Birth of Manitoba Page 4 of 7 The resistance at Red River The Red River Resistance lasted from November 1869, when the Métis blocked William McDougall's entrance, to August 1870 when the British military expedition arrived at Red River. During that period Louis Riel tried with varying levels of success to bring the English and French speaking portions of the community together in a single government that would negotiate terms of entry with the Canadian government. While the Métis had originally formed a National Committee of the Métis of Red River to turn back McDougall and seize Upper Fort Garry, one of Riel's first acts was to call on the English-speaking portion of the community to send 12 delegates to meet with 12 French-speaking residents to debate the community's future.
This Convention of 24 was able to agree on a list of rights that they wanted to see Canada recognize, but were unable to agree on a common strategy. Red River Rebellion. The 1869–70 uprising in the Red River Colony was sparked by the transfer of the vast territory of Rupert's Land to the new nation of Canada. The colony of farmers and hunters, many of them Métis, occupied a corner of Rupert's Land and feared for their culture and land rights under Canadian control. Riel, Louis and the Provisional Government Riel's (centre), first provisional government, 1869 (courtesy Glenbow Archives/NA-1039-1). The 1869–70 uprising in the Red River Colony was sparked by the transfer of the vast territory of Rupert's Land to the new nation of Canada.

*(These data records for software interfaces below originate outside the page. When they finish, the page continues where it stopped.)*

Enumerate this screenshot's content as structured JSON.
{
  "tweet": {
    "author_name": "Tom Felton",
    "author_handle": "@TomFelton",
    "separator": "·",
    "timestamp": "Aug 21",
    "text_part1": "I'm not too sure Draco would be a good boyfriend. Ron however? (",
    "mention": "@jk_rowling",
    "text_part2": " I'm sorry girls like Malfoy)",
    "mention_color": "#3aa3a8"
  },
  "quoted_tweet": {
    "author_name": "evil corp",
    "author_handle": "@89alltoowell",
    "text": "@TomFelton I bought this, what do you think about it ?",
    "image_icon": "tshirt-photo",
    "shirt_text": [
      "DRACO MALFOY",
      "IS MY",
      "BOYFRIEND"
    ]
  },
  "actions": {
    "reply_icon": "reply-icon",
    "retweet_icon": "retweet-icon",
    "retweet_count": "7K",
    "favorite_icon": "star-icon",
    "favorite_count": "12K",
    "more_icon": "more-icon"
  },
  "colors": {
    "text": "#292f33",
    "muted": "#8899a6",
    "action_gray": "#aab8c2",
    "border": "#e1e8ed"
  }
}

The colony of farmers and hunters, many of them Métis, occupied a corner of Rupert's Land and feared for their culture and land rights under Canadian control. The Métis mounted a rebellion and declared a provisional government to negotiate terms for entering Confederation. Hudson's Bay Company Departs The Red River inhabitants were continually in conflict with the HBC, particularly over trading privileges. Riel Steps Forward.